* PROVIDED INFORMATION:
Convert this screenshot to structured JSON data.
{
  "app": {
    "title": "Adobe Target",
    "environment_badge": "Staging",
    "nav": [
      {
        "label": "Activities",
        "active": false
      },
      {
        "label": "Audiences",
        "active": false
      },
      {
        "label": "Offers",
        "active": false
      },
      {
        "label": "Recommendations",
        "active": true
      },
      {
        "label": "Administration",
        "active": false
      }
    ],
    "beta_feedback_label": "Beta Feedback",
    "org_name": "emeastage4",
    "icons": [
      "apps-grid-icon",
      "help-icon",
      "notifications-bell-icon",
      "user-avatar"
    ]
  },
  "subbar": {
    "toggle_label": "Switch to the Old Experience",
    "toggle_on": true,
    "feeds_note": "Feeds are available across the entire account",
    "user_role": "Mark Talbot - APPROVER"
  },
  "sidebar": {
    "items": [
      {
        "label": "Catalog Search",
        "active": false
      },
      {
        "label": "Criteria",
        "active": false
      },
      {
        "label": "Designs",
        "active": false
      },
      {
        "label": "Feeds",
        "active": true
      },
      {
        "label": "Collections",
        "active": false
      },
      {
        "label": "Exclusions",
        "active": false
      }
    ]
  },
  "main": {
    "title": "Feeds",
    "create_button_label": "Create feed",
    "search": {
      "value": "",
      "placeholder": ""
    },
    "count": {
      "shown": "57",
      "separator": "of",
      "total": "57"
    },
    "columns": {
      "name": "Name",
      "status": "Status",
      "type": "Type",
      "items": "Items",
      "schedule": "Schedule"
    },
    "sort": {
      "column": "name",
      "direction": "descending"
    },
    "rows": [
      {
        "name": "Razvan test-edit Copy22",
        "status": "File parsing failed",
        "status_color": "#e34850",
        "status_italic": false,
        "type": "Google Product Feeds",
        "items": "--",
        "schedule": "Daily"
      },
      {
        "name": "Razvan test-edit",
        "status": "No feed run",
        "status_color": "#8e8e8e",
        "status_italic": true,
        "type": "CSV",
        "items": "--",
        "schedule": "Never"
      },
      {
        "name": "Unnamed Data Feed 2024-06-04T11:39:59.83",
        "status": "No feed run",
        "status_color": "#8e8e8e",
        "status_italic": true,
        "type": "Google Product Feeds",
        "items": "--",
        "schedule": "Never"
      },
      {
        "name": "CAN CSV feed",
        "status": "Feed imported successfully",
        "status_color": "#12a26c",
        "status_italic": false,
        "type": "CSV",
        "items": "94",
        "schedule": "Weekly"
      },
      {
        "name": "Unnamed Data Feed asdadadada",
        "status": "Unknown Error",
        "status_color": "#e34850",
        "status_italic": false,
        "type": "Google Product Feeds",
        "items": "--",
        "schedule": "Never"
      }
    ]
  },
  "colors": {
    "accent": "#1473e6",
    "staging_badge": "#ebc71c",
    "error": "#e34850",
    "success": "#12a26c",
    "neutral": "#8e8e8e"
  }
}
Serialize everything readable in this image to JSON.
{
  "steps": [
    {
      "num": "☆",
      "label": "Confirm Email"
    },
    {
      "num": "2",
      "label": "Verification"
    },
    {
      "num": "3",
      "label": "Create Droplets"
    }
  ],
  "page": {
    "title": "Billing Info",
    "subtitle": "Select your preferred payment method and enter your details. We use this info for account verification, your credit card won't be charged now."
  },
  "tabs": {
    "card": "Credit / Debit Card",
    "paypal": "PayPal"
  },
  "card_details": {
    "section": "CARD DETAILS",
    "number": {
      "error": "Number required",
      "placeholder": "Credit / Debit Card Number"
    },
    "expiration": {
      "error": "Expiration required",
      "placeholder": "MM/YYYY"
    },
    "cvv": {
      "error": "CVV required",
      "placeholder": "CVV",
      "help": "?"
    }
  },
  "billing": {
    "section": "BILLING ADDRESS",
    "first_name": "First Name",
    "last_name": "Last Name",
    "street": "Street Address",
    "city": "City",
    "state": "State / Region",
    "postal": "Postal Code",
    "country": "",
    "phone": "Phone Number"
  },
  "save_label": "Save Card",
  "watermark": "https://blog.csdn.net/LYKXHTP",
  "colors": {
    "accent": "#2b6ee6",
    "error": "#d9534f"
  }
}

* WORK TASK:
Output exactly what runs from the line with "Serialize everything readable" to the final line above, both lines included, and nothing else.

* WRITTEN RESPONSE:
Serialize everything readable in this image to JSON.
{
  "steps": [
    {
      "num": "☆",
      "label": "Confirm Email"
    },
    {
      "num": "2",
      "label": "Verification"
    },
    {
      "num": "3",
      "label": "Create Droplets"
    }
  ],
  "page": {
    "title": "Billing Info",
    "subtitle": "Select your preferred payment method and enter your details. We use this info for account verification, your credit card won't be charged now."
  },
  "tabs": {
    "card": "Credit / Debit Card",
    "paypal": "PayPal"
  },
  "card_details": {
    "section": "CARD DETAILS",
    "number": {
      "error": "Number required",
      "placeholder": "Credit / Debit Card Number"
    },
    "expiration": {
      "error": "Expiration required",
      "placeholder": "MM/YYYY"
    },
    "cvv": {
      "error": "CVV required",
      "placeholder": "CVV",
      "help": "?"
    }
  },
  "billing": {
    "section": "BILLING ADDRESS",
    "first_name": "First Name",
    "last_name": "Last Name",
    "street": "Street Address",
    "city": "City",
    "state": "State / Region",
    "postal": "Postal Code",
    "country": "",
    "phone": "Phone Number"
  },
  "save_label": "Save Card",
  "watermark": "https://blog.csdn.net/LYKXHTP",
  "colors": {
    "accent": "#2b6ee6",
    "error": "#d9534f"
  }
}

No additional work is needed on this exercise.